Pesticides from farming leach into world’s waterways at rate of 710 tonnes a year, UN research shows

Agricultural pesticides leach far from their original sources into the world’s waterways, according to new research which finds pesticides exceed safe levels in 13,000km of rivers globally.

Analysing 92 of the most common agricultural pesticides, scientists have estimated that 710 tonnes of pesticide active ingredients leach into the world’s oceans each year.

The study, involving Australian scientists and the Food and Agriculture Organization of the UN, also identified pesticide hotspots around the globe.

The research found that the rivers with the highest exposure to land pesticides “are located in central and western United States (Mississippi and Sacramento), Argentina (Parana), India (Ganges), East China (Yangtze, Pearl and Yellow (Huang He) River) and South East Asia (Irrawaddy and lower Mekong)”.
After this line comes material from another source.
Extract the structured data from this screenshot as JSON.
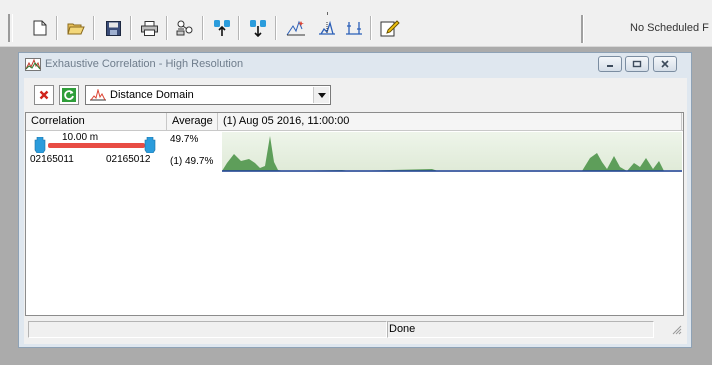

The research identified that 82% of pesticides degraded into other molecules while 10% remained as residues in the soil. Another 7.2%, about 68,000 tonnes, leached into aquifers – rocks or sediment that hold groundwater.

“In many observed cases pesticide active substances may degrade into a cascade of daughter substances which can be as toxic as the parent and occasionally even more persistent [in the environment],” the scientists noted.